The "Kimunji" series features Mr Kim and his father and grandfather, as well as missiles and atomic blasts.
US-based web designer Ben Gillin said his main aim in creating the Kimunji was to mock the "terrible" Kimoji, which he said were damaging to society.
But he told the BBC he also hoped it got people talking about North Korea.
"Kim Jong-un is obviously a terrible person, but in some respects what the Kimoji app is doing to society is also terrible," he said.
Kim Kardashian's Kimoji app - which has more than 500 icons of her, her products and possessions as well as sketches of her more famous body parts, for people to use online - became the top-selling app on iTunes when it went on sale late last year.
Mr Gillin, who lives in Houston, Texas, told the BBC it "blew his mind".
"The content is terrible - I imagine little kids using it. It's ending up in their hands, advancing their minds in certain ways," he said.
He and his wife were laughing about how absurd it would be if Kim Jong-un did the same, he said.
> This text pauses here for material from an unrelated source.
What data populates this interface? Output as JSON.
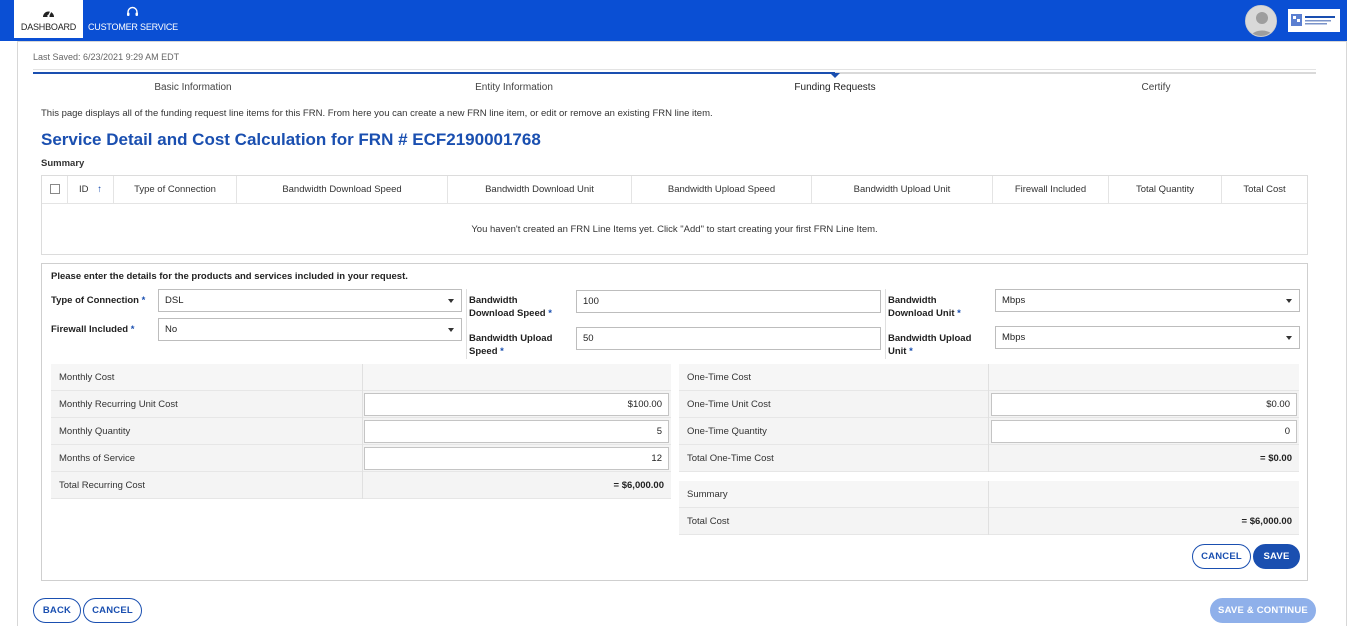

Then when an update to Kardashian's app was released at the weekend and at the same time North Korea broke UN sanctions by launching a satellite on a ballistic missile, he spent four hours making up the Kimunji before posting them online for free use.
The icons are based on the "news or fears that we have" about North Korea, he said.
There is one showing Mr Kim crying - which is strikingly similar to one of the more popular Kimoji - and others of Kim Jong-il and Kim Il-sung, from whom Mr Kim inherited leadership of the repressive and secretive nuclear-armed country.
One of the icons shows US basketball player Dennis Rodman, a friend of Mr Kim's who has controversially visited North Korea several times.
That, said Mr Gillin, was "just funny on its own".
He said the Kimunji probably wouldn't have been so widely shared online as they have if he'd drawn on some of the darker sides of North Korea, like its labour camps and starvation.
"In no way do I want to downplay the human rights violations in North Korea - that's super serious and oftentimes overlooked," he said.
"But if my joke makes people look at it in a serious fashion, or look at it at all, then at least they've looked at it."
He also said he wasn't too concerned about angering Kim Jong-un, pointing out that the cast and crew behind The Interview - the satirical film about a plot to assassinate Mr Kim - were "still alive" despite North Korea's furious reaction.
If Kim Kardashian and her husband Kanye West were angry, he said, "that's more funny than it is scary".
"But I don't think they'll let it detract from their business goals."